Singh says Old Mutual's direct products sold though iWyze Life and Old Mutual Life are for consumers who have what is known as a "single need" for life cover as there is no advice. They suit younger, healthier people, she says.
Consumers who need advice should get cover from Old Mutual's Greenlight Life.
Working out how much cover you need isn't impossible for the lay person, but it becomes more difficult if you have a family, especially a complicated one involving an ex-spouse, home loan and/or a business.
Sneddon says it is not impossible to determine how much cover you need without advice, but it is like fixing the toilet - if you are prepared to read the instructions you can do it yourself but it will take time and you may prefer to pay a plumber to do it.
Life assurers ask medical questions and subject you to medical tests to underwrite or rate your risk of claiming to a greater or lesser extent.
Direct insurers typically make the process of signing on easier by asking fewer underwriting questions.
Singh says Old Mutual's direct cover is fully underwritten but it is a simpler product, powered by online, "robo" underwriting. The iWyze process can be completed in 12 minutes, she says.
Greenlight's cover, however, may involve completing an underwriting questionnaire if your cover is less than R1m, or answering questions and going for tests such as those for HIV, smoking and cholesterol.
Castleden says the level of underwriting can affect the cost - cover that is not underwritten, such as funeral insurance, is typically the most expensive cover.
You can buy life, disability and funeral cover from Sanlam Indie which is fully underwritten but requires only that you answer some online questions - and you may be randomly selected for a blood test done by a nurse who will visit your home or workplace.
But Castleden says some people will not qualify for cover with Indie, for example someone who has had a heart attack. A small percentage of heart attack survivors may, however, qualify for cover with a traditional insurer after a comprehensive medical.
Wentzel says 1Life Direct's insurance has comprehensive underwriting questions and 96% of applicants are accepted immediately pending the outcome of an HIV test you can do at a pharmacy.
You can also get up to R500,000 cover with limited underwriting and no HIV test, but the cover is more costly, he says.
"The more open-ended and broad the initial underwriting questions are, the higher the risk of you being subject to tricky exclusions and refuted claims at claims stage," Castleden says.
Helping you find the cover that's right for you
A good adviser will not only help you establish how much life cover you need but also whether you need income protection or lump sum disability. You should also benefit from an independent expert adviser's due diligence and selection of suitable cover from the range in the market.

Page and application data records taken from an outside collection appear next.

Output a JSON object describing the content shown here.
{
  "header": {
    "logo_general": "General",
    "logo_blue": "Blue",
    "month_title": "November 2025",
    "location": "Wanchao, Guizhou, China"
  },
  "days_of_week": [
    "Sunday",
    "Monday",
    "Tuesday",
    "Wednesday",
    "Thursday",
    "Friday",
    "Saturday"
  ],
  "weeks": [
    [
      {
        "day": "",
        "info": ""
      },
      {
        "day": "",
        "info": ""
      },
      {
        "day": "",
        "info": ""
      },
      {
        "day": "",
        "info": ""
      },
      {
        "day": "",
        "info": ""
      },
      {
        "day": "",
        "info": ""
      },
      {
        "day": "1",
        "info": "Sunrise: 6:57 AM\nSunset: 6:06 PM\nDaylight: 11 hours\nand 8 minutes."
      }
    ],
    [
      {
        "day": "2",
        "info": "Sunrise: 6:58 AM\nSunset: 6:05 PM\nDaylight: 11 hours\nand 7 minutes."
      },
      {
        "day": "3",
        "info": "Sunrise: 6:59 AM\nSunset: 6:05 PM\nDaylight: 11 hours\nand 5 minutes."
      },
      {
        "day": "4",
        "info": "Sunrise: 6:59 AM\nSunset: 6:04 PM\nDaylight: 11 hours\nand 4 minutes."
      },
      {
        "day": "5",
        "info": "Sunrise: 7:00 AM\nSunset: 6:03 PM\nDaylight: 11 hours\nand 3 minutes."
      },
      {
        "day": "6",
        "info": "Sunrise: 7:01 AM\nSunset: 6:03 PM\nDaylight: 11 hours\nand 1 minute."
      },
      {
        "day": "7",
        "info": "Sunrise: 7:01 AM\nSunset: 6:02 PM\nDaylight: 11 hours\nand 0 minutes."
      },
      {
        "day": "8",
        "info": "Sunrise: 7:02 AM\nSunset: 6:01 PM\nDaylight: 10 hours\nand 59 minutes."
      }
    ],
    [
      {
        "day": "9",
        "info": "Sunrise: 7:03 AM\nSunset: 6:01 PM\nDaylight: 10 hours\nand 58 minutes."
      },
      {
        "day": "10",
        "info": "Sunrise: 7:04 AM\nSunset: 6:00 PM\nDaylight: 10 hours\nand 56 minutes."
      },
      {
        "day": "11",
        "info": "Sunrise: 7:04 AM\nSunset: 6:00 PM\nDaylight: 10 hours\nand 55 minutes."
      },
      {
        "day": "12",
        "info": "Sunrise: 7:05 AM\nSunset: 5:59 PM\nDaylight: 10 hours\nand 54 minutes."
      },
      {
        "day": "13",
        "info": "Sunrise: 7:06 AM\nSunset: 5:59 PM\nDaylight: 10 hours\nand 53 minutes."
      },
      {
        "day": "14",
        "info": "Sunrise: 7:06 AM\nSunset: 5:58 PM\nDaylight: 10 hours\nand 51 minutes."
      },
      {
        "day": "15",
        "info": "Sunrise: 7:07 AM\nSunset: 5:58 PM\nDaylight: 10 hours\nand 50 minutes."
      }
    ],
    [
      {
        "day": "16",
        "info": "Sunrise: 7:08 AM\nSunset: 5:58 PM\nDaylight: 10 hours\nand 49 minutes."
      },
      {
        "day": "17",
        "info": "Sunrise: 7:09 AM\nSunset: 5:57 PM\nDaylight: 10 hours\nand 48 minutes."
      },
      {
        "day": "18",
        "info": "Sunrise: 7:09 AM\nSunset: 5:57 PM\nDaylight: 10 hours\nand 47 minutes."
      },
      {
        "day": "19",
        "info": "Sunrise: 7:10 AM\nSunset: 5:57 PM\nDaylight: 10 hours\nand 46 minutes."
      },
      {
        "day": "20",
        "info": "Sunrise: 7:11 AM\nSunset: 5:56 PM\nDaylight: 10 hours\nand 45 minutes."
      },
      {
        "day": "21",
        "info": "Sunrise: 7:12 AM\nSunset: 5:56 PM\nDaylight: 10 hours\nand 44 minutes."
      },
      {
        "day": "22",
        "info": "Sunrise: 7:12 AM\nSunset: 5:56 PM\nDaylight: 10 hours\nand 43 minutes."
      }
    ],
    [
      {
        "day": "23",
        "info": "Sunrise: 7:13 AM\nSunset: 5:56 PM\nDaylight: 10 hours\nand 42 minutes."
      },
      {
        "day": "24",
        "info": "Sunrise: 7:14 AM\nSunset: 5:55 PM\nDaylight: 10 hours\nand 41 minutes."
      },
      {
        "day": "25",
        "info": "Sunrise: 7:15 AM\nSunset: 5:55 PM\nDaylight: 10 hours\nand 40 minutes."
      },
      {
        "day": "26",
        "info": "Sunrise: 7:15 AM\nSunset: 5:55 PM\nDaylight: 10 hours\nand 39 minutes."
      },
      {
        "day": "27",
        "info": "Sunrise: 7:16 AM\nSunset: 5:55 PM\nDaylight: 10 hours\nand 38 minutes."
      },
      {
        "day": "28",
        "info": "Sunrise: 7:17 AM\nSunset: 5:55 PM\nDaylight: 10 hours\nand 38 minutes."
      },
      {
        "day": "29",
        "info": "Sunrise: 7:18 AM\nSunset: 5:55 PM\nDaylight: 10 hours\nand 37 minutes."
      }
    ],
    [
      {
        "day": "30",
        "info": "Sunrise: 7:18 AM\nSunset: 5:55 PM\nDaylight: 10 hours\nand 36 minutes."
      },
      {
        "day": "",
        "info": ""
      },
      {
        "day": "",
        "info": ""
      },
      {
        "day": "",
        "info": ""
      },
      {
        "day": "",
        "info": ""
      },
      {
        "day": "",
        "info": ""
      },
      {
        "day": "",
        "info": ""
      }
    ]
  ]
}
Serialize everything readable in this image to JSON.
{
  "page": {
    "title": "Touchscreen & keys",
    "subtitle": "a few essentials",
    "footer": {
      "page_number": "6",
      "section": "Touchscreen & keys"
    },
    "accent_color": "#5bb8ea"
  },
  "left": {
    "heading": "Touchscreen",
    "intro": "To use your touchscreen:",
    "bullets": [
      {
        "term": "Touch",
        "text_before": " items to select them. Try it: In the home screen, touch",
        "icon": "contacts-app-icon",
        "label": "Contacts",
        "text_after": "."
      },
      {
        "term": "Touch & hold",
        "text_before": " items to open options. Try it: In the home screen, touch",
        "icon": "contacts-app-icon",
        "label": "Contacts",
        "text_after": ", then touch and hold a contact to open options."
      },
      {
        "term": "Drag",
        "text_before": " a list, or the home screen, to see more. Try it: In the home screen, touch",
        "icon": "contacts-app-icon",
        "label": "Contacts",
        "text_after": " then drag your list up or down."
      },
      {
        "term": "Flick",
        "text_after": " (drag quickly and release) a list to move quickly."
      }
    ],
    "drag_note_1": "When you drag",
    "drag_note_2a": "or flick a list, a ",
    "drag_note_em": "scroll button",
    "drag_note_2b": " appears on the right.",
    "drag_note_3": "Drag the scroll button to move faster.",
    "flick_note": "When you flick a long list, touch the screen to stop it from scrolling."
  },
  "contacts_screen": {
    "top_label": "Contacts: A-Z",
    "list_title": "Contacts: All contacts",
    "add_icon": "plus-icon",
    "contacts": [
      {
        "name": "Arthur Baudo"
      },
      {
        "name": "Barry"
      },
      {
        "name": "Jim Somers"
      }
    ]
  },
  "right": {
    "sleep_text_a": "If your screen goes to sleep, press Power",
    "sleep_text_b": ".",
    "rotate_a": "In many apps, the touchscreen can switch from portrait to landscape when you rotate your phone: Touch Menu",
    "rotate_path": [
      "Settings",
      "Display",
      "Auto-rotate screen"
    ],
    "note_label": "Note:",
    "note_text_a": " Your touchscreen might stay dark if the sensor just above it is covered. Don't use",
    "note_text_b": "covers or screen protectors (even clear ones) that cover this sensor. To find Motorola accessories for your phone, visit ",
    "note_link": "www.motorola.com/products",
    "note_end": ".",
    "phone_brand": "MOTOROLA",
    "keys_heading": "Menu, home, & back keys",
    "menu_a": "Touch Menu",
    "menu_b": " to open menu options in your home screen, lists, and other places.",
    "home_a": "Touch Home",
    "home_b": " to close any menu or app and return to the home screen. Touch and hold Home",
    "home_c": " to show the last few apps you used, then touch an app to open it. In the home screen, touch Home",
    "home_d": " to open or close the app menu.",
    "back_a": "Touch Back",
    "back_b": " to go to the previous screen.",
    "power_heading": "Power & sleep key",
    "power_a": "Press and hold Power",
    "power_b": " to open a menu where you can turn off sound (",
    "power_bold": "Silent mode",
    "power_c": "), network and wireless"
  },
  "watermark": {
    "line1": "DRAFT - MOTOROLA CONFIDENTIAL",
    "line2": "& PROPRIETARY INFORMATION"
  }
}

Devon Card, independent financial adviser at Crue Invest, says many people think financial advisers are just out to sell them policies. But a good adviser should help you understand what you are paying for so that you don't find out too late that the cover was inappropriate.
A good adviser will help you find out:

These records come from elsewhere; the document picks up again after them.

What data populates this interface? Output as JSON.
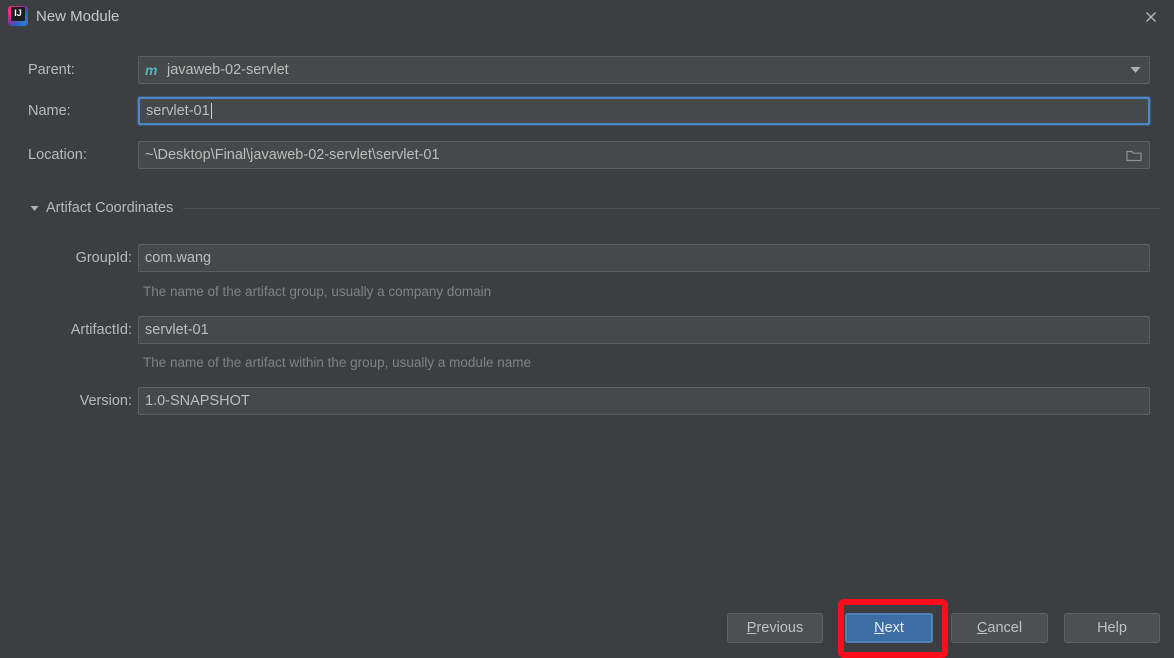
{
  "window": {
    "title": "New Module",
    "app_icon": "intellij-idea-icon",
    "close_icon": "close-icon",
    "background_color": "#3c3f41"
  },
  "form": {
    "parent": {
      "label": "Parent:",
      "value": "javaweb-02-servlet",
      "icon": "maven-module-icon",
      "icon_glyph": "m",
      "icon_color": "#52b5c4",
      "dropdown_icon": "chevron-down-icon"
    },
    "name": {
      "label": "Name:",
      "value": "servlet-01",
      "focused": true,
      "focus_color": "#4a88c7"
    },
    "location": {
      "label": "Location:",
      "value": "~\\Desktop\\Final\\javaweb-02-servlet\\servlet-01",
      "browse_icon": "folder-icon"
    }
  },
  "artifact_coordinates": {
    "section_label": "Artifact Coordinates",
    "expanded": true,
    "toggle_icon": "triangle-down-icon",
    "group_id": {
      "label": "GroupId:",
      "value": "com.wang",
      "hint": "The name of the artifact group, usually a company domain"
    },
    "artifact_id": {
      "label": "ArtifactId:",
      "value": "servlet-01",
      "hint": "The name of the artifact within the group, usually a module name"
    },
    "version": {
      "label": "Version:",
      "value": "1.0-SNAPSHOT"
    }
  },
  "buttons": {
    "previous": {
      "label": "Previous",
      "mnemonic": "P",
      "rest": "revious"
    },
    "next": {
      "label": "Next",
      "mnemonic": "N",
      "rest": "ext",
      "primary": true,
      "highlight_color": "#fc0d1b"
    },
    "cancel": {
      "label": "Cancel",
      "mnemonic": "C",
      "rest": "ancel"
    },
    "help": {
      "label": "Help"
    }
  }
}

• What percentage of the assurer's claims are paid;
• The exclusions on your cover;
• Any loadings on your premium;
• The way premiums will escalate, how long before there could be a big increase and when a premium increase could make cover unaffordable;

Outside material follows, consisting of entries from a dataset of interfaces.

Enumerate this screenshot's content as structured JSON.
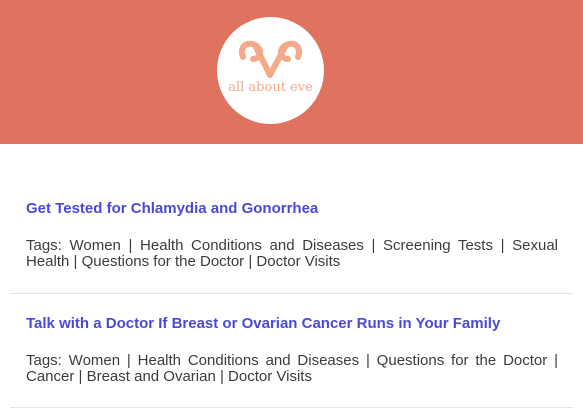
{
  "header": {
    "logo_text": "all about eve",
    "background_color": "#e07260",
    "logo_accent_color": "#f3a98a",
    "logo_icon": "ram-horns-icon"
  },
  "articles": [
    {
      "title": "Get Tested for Chlamydia and Gonorrhea",
      "tags_line": "Tags: Women | Health Conditions and Diseases | Screening Tests | Sexual Health | Questions for the Doctor | Doctor Visits"
    },
    {
      "title": "Talk with a Doctor If Breast or Ovarian Cancer Runs in Your Family",
      "tags_line": "Tags: Women | Health Conditions and Diseases | Questions for the Doctor | Cancer | Breast and Ovarian | Doctor Visits"
    }
  ],
  "colors": {
    "link": "#4b4ad0",
    "text": "#3c3c3c"
  }
}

• How much more cover you can get without new underwriting if at a later stage you want to increase your cover;
• Whether benefits such as disability or dread disease cover are accelerated benefits - that is, early payments of the life cover, which, if claimed, will reduce the cover paid on death;
• Which insurers have particularly good benefits for illnesses prevalent in your family; and
• When an insurer has a new offering you should consider.
Disability and dread disease products can be tricky to navigate, especially if you have any illnesses or injuries or are no longer young and healthy.
Financial Coach adviser Gregg Sneddon says he is currently arguing with a life assurer that wants to load the policy of a tall, big man because its view of his body mass index is that he is obese.